But merely replacing dial-up revenue with advertising won’t keep the company level. The dial-up business requires little new investment, so the profit margins are higher than in advertising. In addition, dial-up customers are a reliable and critical source of traffic for AOL’s advertisers. As these people migrate to faster Internet service at cable and phone companies, AOL will need to “increase the number and engagement of other consumers on AOL media,” the company says in a regulatory filing. In other words, as millions of people switch to Comcast, Verizon and anyone else, AOL has to find replacements willing to pay for more services.

That won’t happen in the short term. For one thing, advertising revenues are declining as well, down 19% over the first nine months of 2009 . But even if advertising were growing enough to offset declining dial-up revenue, it would still “likely result in declines in operating income and cash flows for the foreseeable future,” the company admits.

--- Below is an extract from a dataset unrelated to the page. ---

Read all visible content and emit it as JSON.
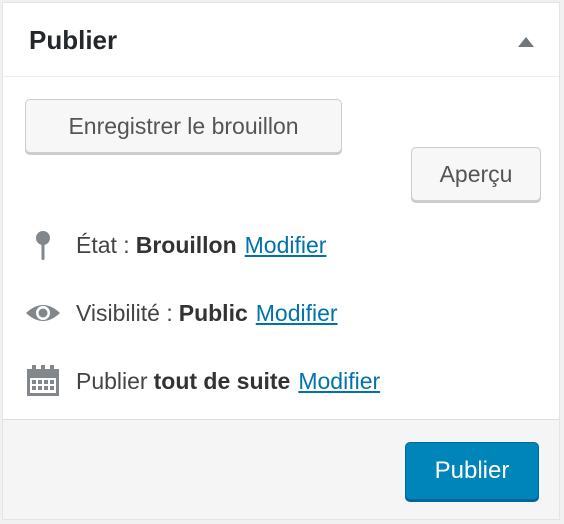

Moreover, chief executive Tim Armstrong, a former advertising chief at Google, is firing one-third of the company to save money while simultaneously trying to beef up media and service offerings. It’s hard to see how AOL can gain a competitive edge while walking that tightrope.

Granted, the company does have more than its famous name. It owns a number of popular entertainment, news and lifestyle Web sites, as well as local entertainment guides and directories and consumer services such as AOL Music, Moviefone and MapQuest. Its e-mail and instant-messaging services are also widely used. But AOL doesn’t dominate any of these areas in the way that Google rules searches (and maps) or Facebook and MySpace reign over the social-networking universe.

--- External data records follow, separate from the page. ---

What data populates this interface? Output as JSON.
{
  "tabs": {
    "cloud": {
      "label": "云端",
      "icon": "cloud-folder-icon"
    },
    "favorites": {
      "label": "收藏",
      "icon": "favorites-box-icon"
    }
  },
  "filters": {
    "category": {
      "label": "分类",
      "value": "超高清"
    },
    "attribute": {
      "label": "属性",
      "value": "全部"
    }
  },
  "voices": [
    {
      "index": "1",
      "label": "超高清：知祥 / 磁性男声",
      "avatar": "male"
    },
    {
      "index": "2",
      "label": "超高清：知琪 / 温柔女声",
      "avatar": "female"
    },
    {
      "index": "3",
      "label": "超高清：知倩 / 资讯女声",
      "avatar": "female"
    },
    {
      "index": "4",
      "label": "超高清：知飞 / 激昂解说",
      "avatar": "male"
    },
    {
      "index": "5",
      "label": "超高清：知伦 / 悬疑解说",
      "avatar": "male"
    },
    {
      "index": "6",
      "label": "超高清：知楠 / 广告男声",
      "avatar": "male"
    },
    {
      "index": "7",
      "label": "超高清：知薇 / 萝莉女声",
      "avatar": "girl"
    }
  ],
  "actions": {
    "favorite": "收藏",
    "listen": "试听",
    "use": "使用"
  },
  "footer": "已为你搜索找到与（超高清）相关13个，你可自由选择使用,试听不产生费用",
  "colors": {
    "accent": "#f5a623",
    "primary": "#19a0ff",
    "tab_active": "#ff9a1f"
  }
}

AOL does have a few things going for it. As a recognized brand, its sites draw 108 million visitors, fourth-best among U.S. Internet properties, according to research firm comScore Media Metrix.

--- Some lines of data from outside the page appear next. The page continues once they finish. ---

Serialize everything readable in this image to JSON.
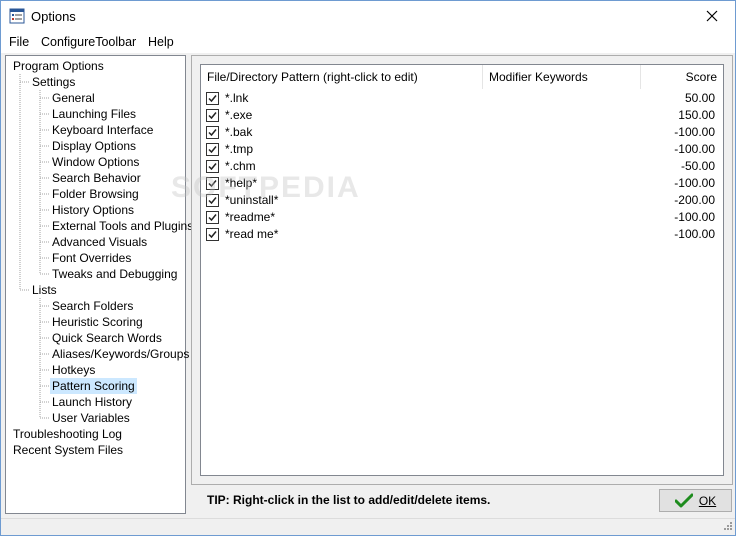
{
  "window": {
    "title": "Options"
  },
  "menu": [
    "File",
    "ConfigureToolbar",
    "Help"
  ],
  "tree": {
    "root1": "Program Options",
    "settings": "Settings",
    "settings_items": [
      "General",
      "Launching Files",
      "Keyboard Interface",
      "Display Options",
      "Window Options",
      "Search Behavior",
      "Folder Browsing",
      "History Options",
      "External Tools and Plugins",
      "Advanced Visuals",
      "Font Overrides",
      "Tweaks and Debugging"
    ],
    "lists": "Lists",
    "lists_items": [
      "Search Folders",
      "Heuristic Scoring",
      "Quick Search Words",
      "Aliases/Keywords/Groups",
      "Hotkeys",
      "Pattern Scoring",
      "Launch History",
      "User Variables"
    ],
    "selected": "Pattern Scoring",
    "root2": "Troubleshooting Log",
    "root3": "Recent System Files"
  },
  "list": {
    "columns": [
      "File/Directory Pattern (right-click to edit)",
      "Modifier Keywords",
      "Score"
    ],
    "rows": [
      {
        "pattern": "*.lnk",
        "checked": true,
        "modifier": "",
        "score": "50.00"
      },
      {
        "pattern": "*.exe",
        "checked": true,
        "modifier": "",
        "score": "150.00"
      },
      {
        "pattern": "*.bak",
        "checked": true,
        "modifier": "",
        "score": "-100.00"
      },
      {
        "pattern": "*.tmp",
        "checked": true,
        "modifier": "",
        "score": "-100.00"
      },
      {
        "pattern": "*.chm",
        "checked": true,
        "modifier": "",
        "score": "-50.00"
      },
      {
        "pattern": "*help*",
        "checked": true,
        "modifier": "",
        "score": "-100.00"
      },
      {
        "pattern": "*uninstall*",
        "checked": true,
        "modifier": "",
        "score": "-200.00"
      },
      {
        "pattern": "*readme*",
        "checked": true,
        "modifier": "",
        "score": "-100.00"
      },
      {
        "pattern": "*read me*",
        "checked": true,
        "modifier": "",
        "score": "-100.00"
      }
    ]
  },
  "watermark": "SOFTPEDIA",
  "tip": "TIP: Right-click in the list to add/edit/delete items.",
  "ok_button": {
    "label": "OK",
    "icon": "checkmark-icon"
  },
  "colors": {
    "accent_check": "#1e8c1e",
    "selection": "#cce8ff"
  }
}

In addition, AOL has emerged from the Time Warner entanglement—their combination in 2001 is considered one of the most-disastrous mergers ever-- with no debt. And, by reasonable yardsticks, the shares look cheap. Analysts expect AOL to produce operating income of around $1 billion this year. At a price of $23.52, it has a market value of $2.53 billion, or about three times cash flow.

Yahoo and InterActiveCorp, two firms with Internet advertising-based businesses, trade at 13 and ten times cash flow, respectively. On the other hand, dial-up Internet service providers EarthLink and United Online trade at two and four times cash flow, respectively. The right multiple for AOL, with its blend of dial-up and advertising, should probably fall somewhere in between. That would imply the stock can go up as long as AOL’s revenues don’t utterly collapse.

Given widespread skepticism about AOL’s prospects, some early successes as an independent firm might produce short-term trading profits for early investors. But for the long term, it’s hard to justify risking money on a company with shrinking profits, enormously strong competitors, and so many uncertainties in its turnaround plan.

Contributing Editor, Kiplinger's Personal Finance